It is impossible to tease out the precise effects of illness on poetry, because it is impossible to conduct a randomized, double-blind, placebo-controlled trial. We can never know exactly how Borges might have written poetry at the age of 80 if sighted, because such a scenario never existed. We could never predict with accuracy how West might have written 14-line rhyming sonnets if he had only the effects of aging and life experience on a raucously creative mind to contend with.
For all the reductionist scientific advances in medicine, illness is still profoundly illogical. Despite its complexity, the human body is primed to work perfectly and our reliance on this effortless functioning is our primordial defense mechanism for survival. When the body breaks down, we are literally rendered speechless. Poetry is one of the ways that we can reclaim our voice. The loosened and limitless reigns of poetry make it particularly susceptible to, and reflective of, the warp and weave of illness.
[i] Milton, J. The Poetical Works of John Milton: Volume 2: Paradise lost … Paradise regained. Samson Agonistes, ed. D Masson (New York: Macmillan and Co., 1890), 400-401
[ii] Ibid, 228-229.
[iii] Milton, J. The Poetical Works of John Milton: Volume 30 from Volumes 28-30 of Aldine edition of the British poets (London: Bell and Daldy, 1866) 212.
[iv] Borges, JL. Dreamtigers. (Austin: U of Texas Press, 1964) 89.
[v] Borges, JL. Twenty-Four Conversations with Borges: Interviews by Roberto Alifano 1981-1983. Ed. R Alifano (New York: Grove/Atlantic,1984) 25. (poem pg 140)

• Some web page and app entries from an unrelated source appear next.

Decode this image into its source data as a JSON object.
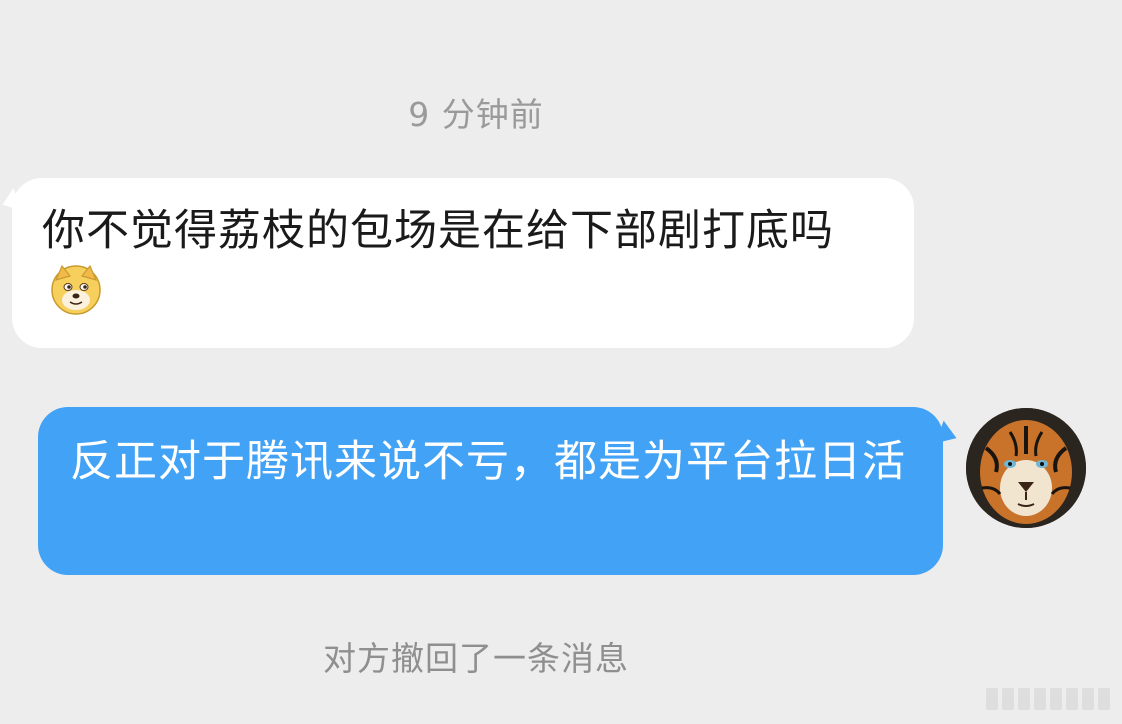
{
  "chat": {
    "timestamp": "9 分钟前",
    "incoming_message": {
      "text": "你不觉得荔枝的包场是在给下部剧打底吗",
      "emoji": "doge-emoji"
    },
    "outgoing_message": {
      "text": "反正对于腾讯来说不亏，都是为平台拉日活"
    },
    "avatar": "tiger-avatar",
    "system_notice": "对方撤回了一条消息"
  },
  "colors": {
    "background": "#ededed",
    "incoming_bubble": "#ffffff",
    "outgoing_bubble": "#42a2f6",
    "system_text": "#9a9a9a"
  }
}
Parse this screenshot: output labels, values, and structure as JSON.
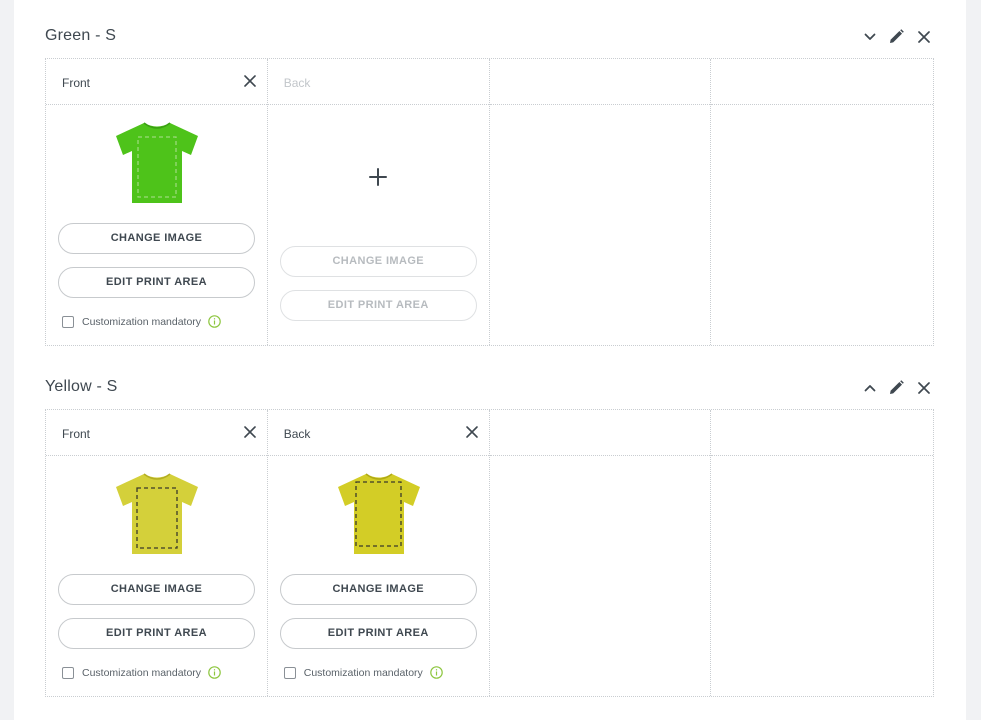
{
  "variants": [
    {
      "title": "Green - S",
      "collapse_icon": "chevron-down-icon",
      "sides": [
        {
          "label": "Front",
          "enabled": true,
          "shirt_color": "#4ec31a",
          "change_image_label": "CHANGE IMAGE",
          "edit_print_area_label": "EDIT PRINT AREA",
          "mandatory_label": "Customization mandatory"
        },
        {
          "label": "Back",
          "enabled": false,
          "change_image_label": "CHANGE IMAGE",
          "edit_print_area_label": "EDIT PRINT AREA"
        }
      ]
    },
    {
      "title": "Yellow - S",
      "collapse_icon": "chevron-up-icon",
      "sides": [
        {
          "label": "Front",
          "enabled": true,
          "shirt_color": "#d4d03a",
          "change_image_label": "CHANGE IMAGE",
          "edit_print_area_label": "EDIT PRINT AREA",
          "mandatory_label": "Customization mandatory"
        },
        {
          "label": "Back",
          "enabled": true,
          "shirt_color": "#d3cd26",
          "change_image_label": "CHANGE IMAGE",
          "edit_print_area_label": "EDIT PRINT AREA",
          "mandatory_label": "Customization mandatory"
        }
      ]
    }
  ],
  "colors": {
    "text": "#3f4850",
    "disabled_text": "#c2c6ca",
    "info_green": "#8dc63f"
  }
}
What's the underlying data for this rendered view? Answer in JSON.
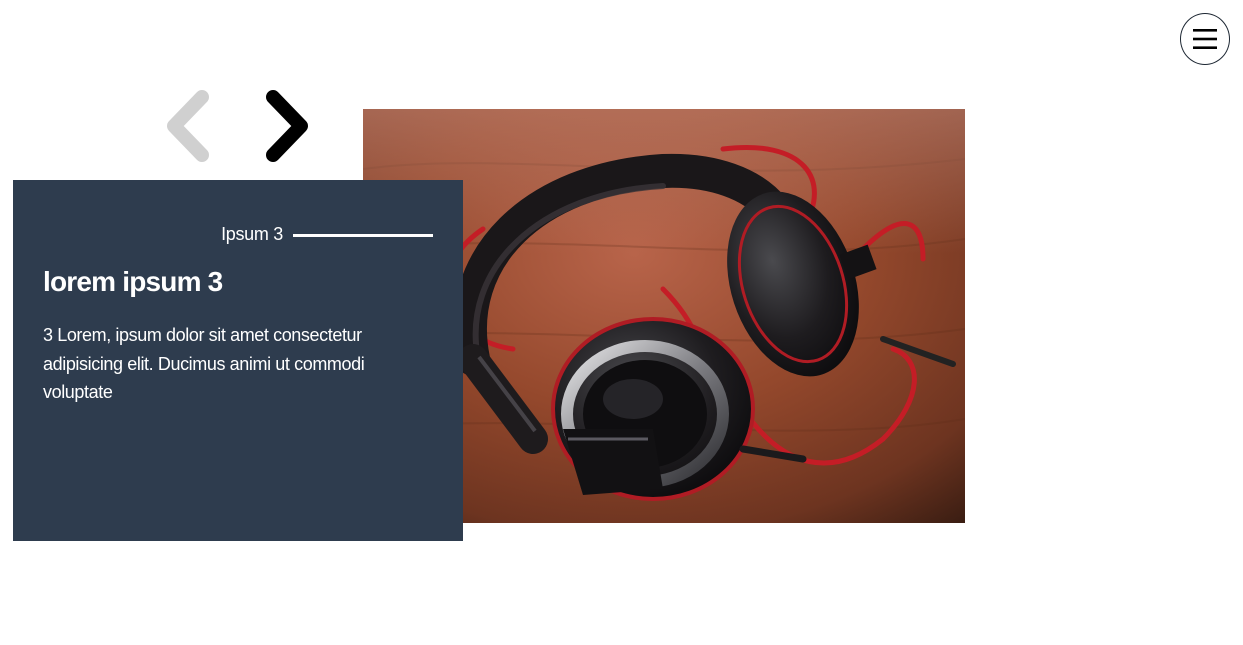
{
  "menu": {
    "icon": "hamburger-icon",
    "border_color": "#1d2733"
  },
  "slider": {
    "prev_icon": "chevron-left-icon",
    "next_icon": "chevron-right-icon",
    "prev_color": "#d0d0d0",
    "next_color": "#000000"
  },
  "slide": {
    "image": "headphones-photo",
    "tag": "Ipsum 3",
    "title": "lorem ipsum 3",
    "text": "3 Lorem, ipsum dolor sit amet consectetur adipisicing elit. Ducimus animi ut commodi voluptate"
  },
  "colors": {
    "card_background": "#2e3c4e",
    "card_text": "#ffffff",
    "page_background": "#ffffff"
  }
}
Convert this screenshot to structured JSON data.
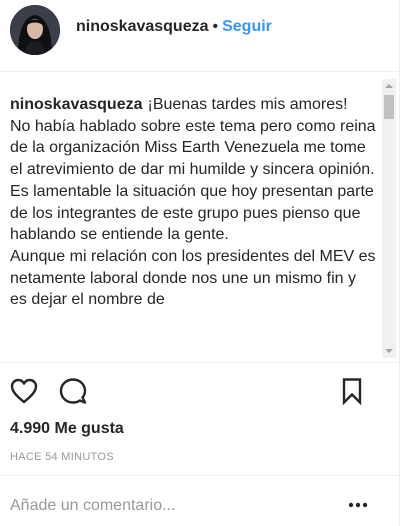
{
  "header": {
    "username": "ninoskavasqueza",
    "separator": "•",
    "follow_label": "Seguir",
    "avatar_icon": "profile-avatar"
  },
  "caption": {
    "username": "ninoskavasqueza",
    "paragraphs": [
      "¡Buenas tardes mis amores!",
      "No había hablado sobre este tema pero como reina de la organización Miss Earth Venezuela me tome el atrevimiento de dar mi humilde y sincera opinión. Es lamentable la situación que hoy presentan parte de los integrantes de este grupo pues pienso que hablando se entiende la gente.",
      "Aunque mi relación con los presidentes del MEV es netamente laboral donde nos une un mismo fin y es dejar el nombre de"
    ]
  },
  "actions": {
    "like_icon": "heart-icon",
    "comment_icon": "comment-icon",
    "save_icon": "bookmark-icon"
  },
  "likes": {
    "text": "4.990 Me gusta"
  },
  "timestamp": {
    "text": "HACE 54 MINUTOS"
  },
  "comment_box": {
    "placeholder": "Añade un comentario...",
    "more_icon": "more-options-icon"
  },
  "colors": {
    "link_blue": "#3897f0",
    "text_dark": "#262626",
    "text_muted": "#999999",
    "divider": "#efefef"
  }
}
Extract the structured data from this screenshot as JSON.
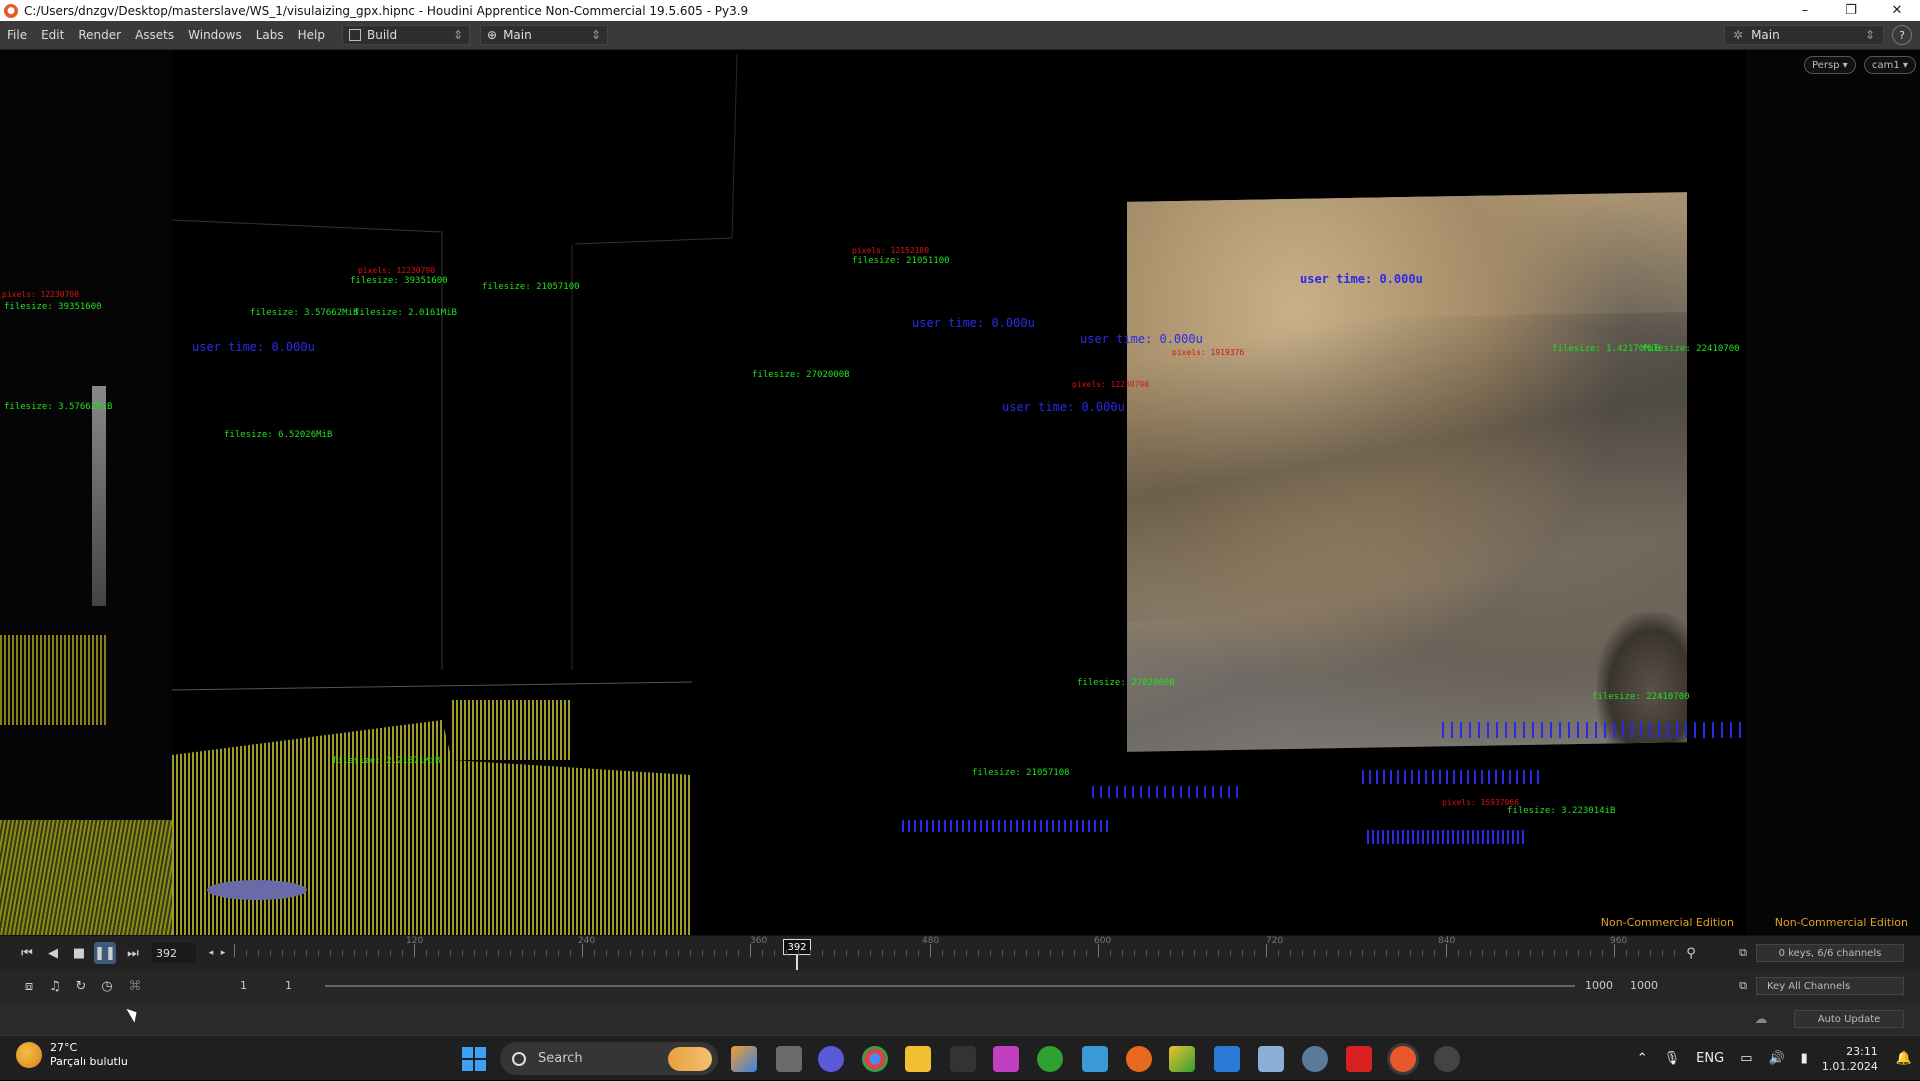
{
  "window": {
    "title": "C:/Users/dnzgv/Desktop/masterslave/WS_1/visulaizing_gpx.hipnc - Houdini Apprentice Non-Commercial 19.5.605 - Py3.9",
    "minimize": "–",
    "maximize": "❐",
    "close": "✕"
  },
  "menu": {
    "items": [
      "File",
      "Edit",
      "Render",
      "Assets",
      "Windows",
      "Labs",
      "Help"
    ],
    "desktop_left": "Build",
    "desktop_mid": "Main",
    "desktop_right": "Main",
    "help": "?"
  },
  "viewport": {
    "persp": "Persp ▾",
    "cam": "cam1 ▾",
    "edition": "Non-Commercial Edition",
    "labels_red": [
      "pixels: 12230790",
      "pixels: 12152180",
      "pixels: 1919376",
      "pixels: 12230790",
      "pixels: 15937066"
    ],
    "labels_green": [
      "filesize: 39351600",
      "filesize: 21057100",
      "filesize: 3.57662MiB",
      "filesize: 2.0161MiB",
      "filesize: 6.52026MiB",
      "filesize: 2702000B",
      "filesize: 21051100",
      "filesize: 22410700",
      "filesize: 1.42170MiB",
      "filesize: 2702080B",
      "filesize: 21057108",
      "filesize: 2.21071MiB",
      "filesize: 3.223014iB"
    ],
    "labels_blue": [
      "user time: 0.000u",
      "user time: 0.000u",
      "user time: 0.000u",
      "user time: 0.000u",
      "user time: 0.000u"
    ]
  },
  "timeline": {
    "current_frame": "392",
    "cursor_label": "392",
    "tick_labels": [
      "120",
      "240",
      "360",
      "480",
      "600",
      "720",
      "840",
      "960"
    ],
    "keys_info": "0 keys, 6/6 channels",
    "key_all": "Key All Channels",
    "range_start": "1",
    "range_start2": "1",
    "range_end": "1000",
    "range_end2": "1000",
    "auto_update": "Auto Update"
  },
  "taskbar": {
    "temperature": "27°C",
    "weather": "Parçalı bulutlu",
    "search": "Search",
    "language": "ENG",
    "time": "23:11",
    "date": "1.01.2024"
  }
}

[vi] Borges, JL. On His Blindness. Poetry Magazine, 164, (1994): 71.
[vii] Kenyon, J. Collected Poems. (St. Paul: Graywolf Press, 2005). Poems reprinted with permission of the estate of Jane Kenyon.
[viii] Ibid, 286.
[ix] Ibid. 301.
[x] Ibid. 271.
[xi] Ibid 231-236.
[xii] West, P. Tea with Osiris. (St. Paul: Lumen Books, 2006). Poems reprinted with permission.
[xiii] Ibid 59.
[xiv] Ibid 27.
[xv] Ibid 87.
[xvi] Sidney, JS. Body of Diminishing Motion. (Fort Lee: CavanKerry Press, 2004). Poem reprinted with permission.
[xvii] Ibid 62.
[xviii] Lemon, A. Mosquito. (Portland: Tin House Books, 2006). Poems reprinted with permission.
[xix] Ibid 7-8.
[xx] Ibid 6.